Task inputs below:
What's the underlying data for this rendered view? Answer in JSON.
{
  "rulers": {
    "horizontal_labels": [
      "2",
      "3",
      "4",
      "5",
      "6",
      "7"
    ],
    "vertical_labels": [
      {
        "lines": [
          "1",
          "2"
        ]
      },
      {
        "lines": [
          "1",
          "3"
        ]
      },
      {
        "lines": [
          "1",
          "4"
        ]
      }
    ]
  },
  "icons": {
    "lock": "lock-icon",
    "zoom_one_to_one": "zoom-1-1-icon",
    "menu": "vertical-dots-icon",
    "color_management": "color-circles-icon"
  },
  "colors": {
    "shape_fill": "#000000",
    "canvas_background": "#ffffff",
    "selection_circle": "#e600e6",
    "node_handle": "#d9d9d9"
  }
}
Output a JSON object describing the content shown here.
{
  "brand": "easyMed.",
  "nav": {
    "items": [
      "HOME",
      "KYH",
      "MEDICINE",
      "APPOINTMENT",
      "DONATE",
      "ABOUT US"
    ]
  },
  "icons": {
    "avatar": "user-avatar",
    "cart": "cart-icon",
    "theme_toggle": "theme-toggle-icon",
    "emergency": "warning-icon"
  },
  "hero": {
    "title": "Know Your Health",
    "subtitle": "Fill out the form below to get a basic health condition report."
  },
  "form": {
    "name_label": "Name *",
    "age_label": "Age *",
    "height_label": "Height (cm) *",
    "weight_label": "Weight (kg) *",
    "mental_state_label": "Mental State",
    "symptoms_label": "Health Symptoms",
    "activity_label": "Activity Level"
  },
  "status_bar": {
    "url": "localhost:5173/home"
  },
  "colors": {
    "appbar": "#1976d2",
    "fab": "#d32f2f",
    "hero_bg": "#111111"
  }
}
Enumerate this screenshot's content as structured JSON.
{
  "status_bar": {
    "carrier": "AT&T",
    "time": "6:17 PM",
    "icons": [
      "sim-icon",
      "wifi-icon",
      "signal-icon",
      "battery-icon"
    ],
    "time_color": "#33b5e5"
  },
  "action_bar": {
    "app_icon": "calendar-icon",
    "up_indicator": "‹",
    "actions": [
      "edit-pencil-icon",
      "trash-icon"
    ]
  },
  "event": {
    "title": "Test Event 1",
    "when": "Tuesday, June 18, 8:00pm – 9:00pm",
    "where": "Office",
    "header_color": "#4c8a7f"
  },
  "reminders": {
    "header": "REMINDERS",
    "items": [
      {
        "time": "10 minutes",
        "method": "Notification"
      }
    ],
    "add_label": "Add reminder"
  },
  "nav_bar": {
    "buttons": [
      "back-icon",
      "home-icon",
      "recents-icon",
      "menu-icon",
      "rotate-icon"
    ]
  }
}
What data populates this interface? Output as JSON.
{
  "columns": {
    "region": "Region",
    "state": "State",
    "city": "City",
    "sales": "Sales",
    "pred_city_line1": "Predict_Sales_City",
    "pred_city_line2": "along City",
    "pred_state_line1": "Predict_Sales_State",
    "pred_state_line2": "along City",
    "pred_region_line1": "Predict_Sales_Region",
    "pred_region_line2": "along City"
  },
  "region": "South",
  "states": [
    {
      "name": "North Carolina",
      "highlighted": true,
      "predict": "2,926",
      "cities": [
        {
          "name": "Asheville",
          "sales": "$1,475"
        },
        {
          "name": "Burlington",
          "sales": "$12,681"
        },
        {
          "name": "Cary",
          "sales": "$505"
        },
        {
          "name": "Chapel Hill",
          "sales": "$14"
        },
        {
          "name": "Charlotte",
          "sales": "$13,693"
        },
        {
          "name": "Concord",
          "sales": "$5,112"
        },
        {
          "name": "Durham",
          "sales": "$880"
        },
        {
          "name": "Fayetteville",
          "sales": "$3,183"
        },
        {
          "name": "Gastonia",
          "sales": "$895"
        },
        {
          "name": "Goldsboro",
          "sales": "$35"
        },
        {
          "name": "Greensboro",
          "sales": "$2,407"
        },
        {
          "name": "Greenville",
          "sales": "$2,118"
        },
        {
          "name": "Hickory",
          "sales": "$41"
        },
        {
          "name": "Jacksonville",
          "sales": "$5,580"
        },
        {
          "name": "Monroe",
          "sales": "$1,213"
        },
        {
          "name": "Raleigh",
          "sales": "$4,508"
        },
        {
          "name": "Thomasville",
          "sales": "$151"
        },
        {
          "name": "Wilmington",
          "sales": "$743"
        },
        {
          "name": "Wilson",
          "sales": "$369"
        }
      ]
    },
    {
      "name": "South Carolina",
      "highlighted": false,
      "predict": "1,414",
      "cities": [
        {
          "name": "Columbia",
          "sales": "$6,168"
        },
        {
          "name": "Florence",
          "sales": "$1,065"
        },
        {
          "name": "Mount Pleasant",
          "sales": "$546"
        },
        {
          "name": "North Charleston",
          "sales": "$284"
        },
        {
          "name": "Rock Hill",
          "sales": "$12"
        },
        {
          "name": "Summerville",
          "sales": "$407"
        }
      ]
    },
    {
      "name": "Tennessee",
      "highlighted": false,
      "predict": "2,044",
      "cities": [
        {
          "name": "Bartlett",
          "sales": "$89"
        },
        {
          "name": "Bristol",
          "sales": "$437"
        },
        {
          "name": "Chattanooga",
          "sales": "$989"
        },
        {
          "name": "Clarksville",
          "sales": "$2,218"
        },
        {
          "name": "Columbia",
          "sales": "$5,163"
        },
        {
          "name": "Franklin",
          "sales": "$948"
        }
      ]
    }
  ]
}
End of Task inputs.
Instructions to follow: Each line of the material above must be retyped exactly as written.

Result of the task:
What's the underlying data for this rendered view? Answer in JSON.
{
  "rulers": {
    "horizontal_labels": [
      "2",
      "3",
      "4",
      "5",
      "6",
      "7"
    ],
    "vertical_labels": [
      {
        "lines": [
          "1",
          "2"
        ]
      },
      {
        "lines": [
          "1",
          "3"
        ]
      },
      {
        "lines": [
          "1",
          "4"
        ]
      }
    ]
  },
  "icons": {
    "lock": "lock-icon",
    "zoom_one_to_one": "zoom-1-1-icon",
    "menu": "vertical-dots-icon",
    "color_management": "color-circles-icon"
  },
  "colors": {
    "shape_fill": "#000000",
    "canvas_background": "#ffffff",
    "selection_circle": "#e600e6",
    "node_handle": "#d9d9d9"
  }
}
Output a JSON object describing the content shown here.
{
  "brand": "easyMed.",
  "nav": {
    "items": [
      "HOME",
      "KYH",
      "MEDICINE",
      "APPOINTMENT",
      "DONATE",
      "ABOUT US"
    ]
  },
  "icons": {
    "avatar": "user-avatar",
    "cart": "cart-icon",
    "theme_toggle": "theme-toggle-icon",
    "emergency": "warning-icon"
  },
  "hero": {
    "title": "Know Your Health",
    "subtitle": "Fill out the form below to get a basic health condition report."
  },
  "form": {
    "name_label": "Name *",
    "age_label": "Age *",
    "height_label": "Height (cm) *",
    "weight_label": "Weight (kg) *",
    "mental_state_label": "Mental State",
    "symptoms_label": "Health Symptoms",
    "activity_label": "Activity Level"
  },
  "status_bar": {
    "url": "localhost:5173/home"
  },
  "colors": {
    "appbar": "#1976d2",
    "fab": "#d32f2f",
    "hero_bg": "#111111"
  }
}
Enumerate this screenshot's content as structured JSON.
{
  "status_bar": {
    "carrier": "AT&T",
    "time": "6:17 PM",
    "icons": [
      "sim-icon",
      "wifi-icon",
      "signal-icon",
      "battery-icon"
    ],
    "time_color": "#33b5e5"
  },
  "action_bar": {
    "app_icon": "calendar-icon",
    "up_indicator": "‹",
    "actions": [
      "edit-pencil-icon",
      "trash-icon"
    ]
  },
  "event": {
    "title": "Test Event 1",
    "when": "Tuesday, June 18, 8:00pm – 9:00pm",
    "where": "Office",
    "header_color": "#4c8a7f"
  },
  "reminders": {
    "header": "REMINDERS",
    "items": [
      {
        "time": "10 minutes",
        "method": "Notification"
      }
    ],
    "add_label": "Add reminder"
  },
  "nav_bar": {
    "buttons": [
      "back-icon",
      "home-icon",
      "recents-icon",
      "menu-icon",
      "rotate-icon"
    ]
  }
}
What data populates this interface? Output as JSON.
{
  "columns": {
    "region": "Region",
    "state": "State",
    "city": "City",
    "sales": "Sales",
    "pred_city_line1": "Predict_Sales_City",
    "pred_city_line2": "along City",
    "pred_state_line1": "Predict_Sales_State",
    "pred_state_line2": "along City",
    "pred_region_line1": "Predict_Sales_Region",
    "pred_region_line2": "along City"
  },
  "region": "South",
  "states": [
    {
      "name": "North Carolina",
      "highlighted": true,
      "predict": "2,926",
      "cities": [
        {
          "name": "Asheville",
          "sales": "$1,475"
        },
        {
          "name": "Burlington",
          "sales": "$12,681"
        },
        {
          "name": "Cary",
          "sales": "$505"
        },
        {
          "name": "Chapel Hill",
          "sales": "$14"
        },
        {
          "name": "Charlotte",
          "sales": "$13,693"
        },
        {
          "name": "Concord",
          "sales": "$5,112"
        },
        {
          "name": "Durham",
          "sales": "$880"
        },
        {
          "name": "Fayetteville",
          "sales": "$3,183"
        },
        {
          "name": "Gastonia",
          "sales": "$895"
        },
        {
          "name": "Goldsboro",
          "sales": "$35"
        },
        {
          "name": "Greensboro",
          "sales": "$2,407"
        },
        {
          "name": "Greenville",
          "sales": "$2,118"
        },
        {
          "name": "Hickory",
          "sales": "$41"
        },
        {
          "name": "Jacksonville",
          "sales": "$5,580"
        },
        {
          "name": "Monroe",
          "sales": "$1,213"
        },
        {
          "name": "Raleigh",
          "sales": "$4,508"
        },
        {
          "name": "Thomasville",
          "sales": "$151"
        },
        {
          "name": "Wilmington",
          "sales": "$743"
        },
        {
          "name": "Wilson",
          "sales": "$369"
        }
      ]
    },
    {
      "name": "South Carolina",
      "highlighted": false,
      "predict": "1,414",
      "cities": [
        {
          "name": "Columbia",
          "sales": "$6,168"
        },
        {
          "name": "Florence",
          "sales": "$1,065"
        },
        {
          "name": "Mount Pleasant",
          "sales": "$546"
        },
        {
          "name": "North Charleston",
          "sales": "$284"
        },
        {
          "name": "Rock Hill",
          "sales": "$12"
        },
        {
          "name": "Summerville",
          "sales": "$407"
        }
      ]
    },
    {
      "name": "Tennessee",
      "highlighted": false,
      "predict": "2,044",
      "cities": [
        {
          "name": "Bartlett",
          "sales": "$89"
        },
        {
          "name": "Bristol",
          "sales": "$437"
        },
        {
          "name": "Chattanooga",
          "sales": "$989"
        },
        {
          "name": "Clarksville",
          "sales": "$2,218"
        },
        {
          "name": "Columbia",
          "sales": "$5,163"
        },
        {
          "name": "Franklin",
          "sales": "$948"
        }
      ]
    }
  ]
}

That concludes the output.